--- START ---

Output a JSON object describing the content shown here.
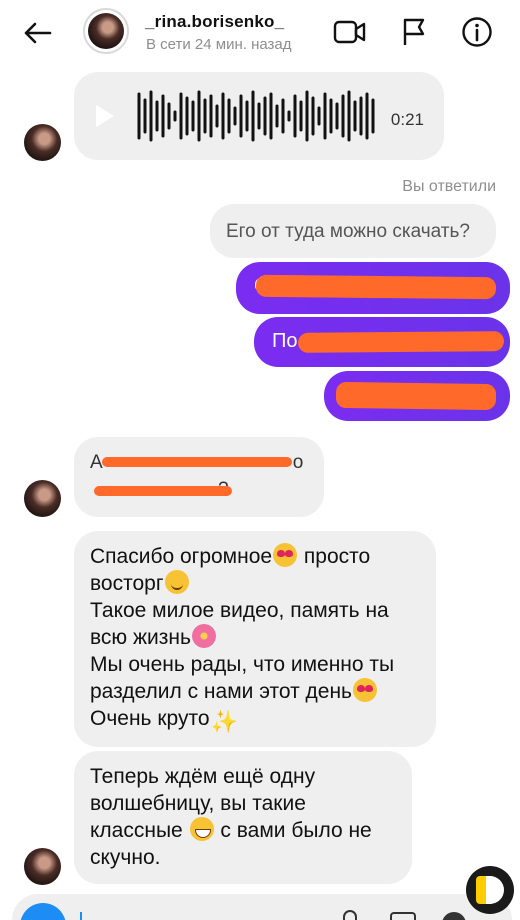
{
  "header": {
    "username": "_rina.borisenko_",
    "status": "В сети 24 мин. назад",
    "icons": [
      "back-arrow-icon",
      "video-camera-icon",
      "flag-icon",
      "info-icon"
    ]
  },
  "thread": {
    "voice_message": {
      "duration": "0:21"
    },
    "reply_label": "Вы ответили",
    "question": "Его от туда можно скачать?",
    "outgoing_redacted": [
      {
        "visible_start": "С",
        "visible_end": ""
      },
      {
        "visible_start": "По",
        "visible_end": "?"
      },
      {
        "visible_start": "",
        "visible_end": ""
      }
    ],
    "incoming_redacted": {
      "line1_start": "А",
      "line1_end": "о",
      "line2_end": "?"
    },
    "message_thanks": {
      "line1": "Спасибо огромное",
      "line1b": " просто",
      "line2": "восторг",
      "line3": "Такое милое видео, память на",
      "line4": "всю жизнь",
      "line5": "Мы очень рады, что именно ты",
      "line6": "разделил с нами этот день",
      "line7": "Очень круто"
    },
    "message_wait": {
      "line1": "Теперь ждём ещё одну",
      "line2": "волшебницу, вы такие",
      "line3a": "классные ",
      "line3b": " с вами было не",
      "line4": "скучно."
    }
  },
  "colors": {
    "outgoing_bubble": "#7b2cf0",
    "incoming_bubble": "#efefef",
    "redaction": "#ff6a2a",
    "muted_text": "#8e8e8e"
  }
}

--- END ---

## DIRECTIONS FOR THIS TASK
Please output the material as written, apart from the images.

## SOLUTION TO THIS TASK
Output a JSON object describing the content shown here.
{
  "header": {
    "username": "_rina.borisenko_",
    "status": "В сети 24 мин. назад",
    "icons": [
      "back-arrow-icon",
      "video-camera-icon",
      "flag-icon",
      "info-icon"
    ]
  },
  "thread": {
    "voice_message": {
      "duration": "0:21"
    },
    "reply_label": "Вы ответили",
    "question": "Его от туда можно скачать?",
    "outgoing_redacted": [
      {
        "visible_start": "С",
        "visible_end": ""
      },
      {
        "visible_start": "По",
        "visible_end": "?"
      },
      {
        "visible_start": "",
        "visible_end": ""
      }
    ],
    "incoming_redacted": {
      "line1_start": "А",
      "line1_end": "о",
      "line2_end": "?"
    },
    "message_thanks": {
      "line1": "Спасибо огромное",
      "line1b": " просто",
      "line2": "восторг",
      "line3": "Такое милое видео, память на",
      "line4": "всю жизнь",
      "line5": "Мы очень рады, что именно ты",
      "line6": "разделил с нами этот день",
      "line7": "Очень круто"
    },
    "message_wait": {
      "line1": "Теперь ждём ещё одну",
      "line2": "волшебницу, вы такие",
      "line3a": "классные ",
      "line3b": " с вами было не",
      "line4": "скучно."
    }
  },
  "colors": {
    "outgoing_bubble": "#7b2cf0",
    "incoming_bubble": "#efefef",
    "redaction": "#ff6a2a",
    "muted_text": "#8e8e8e"
  }
}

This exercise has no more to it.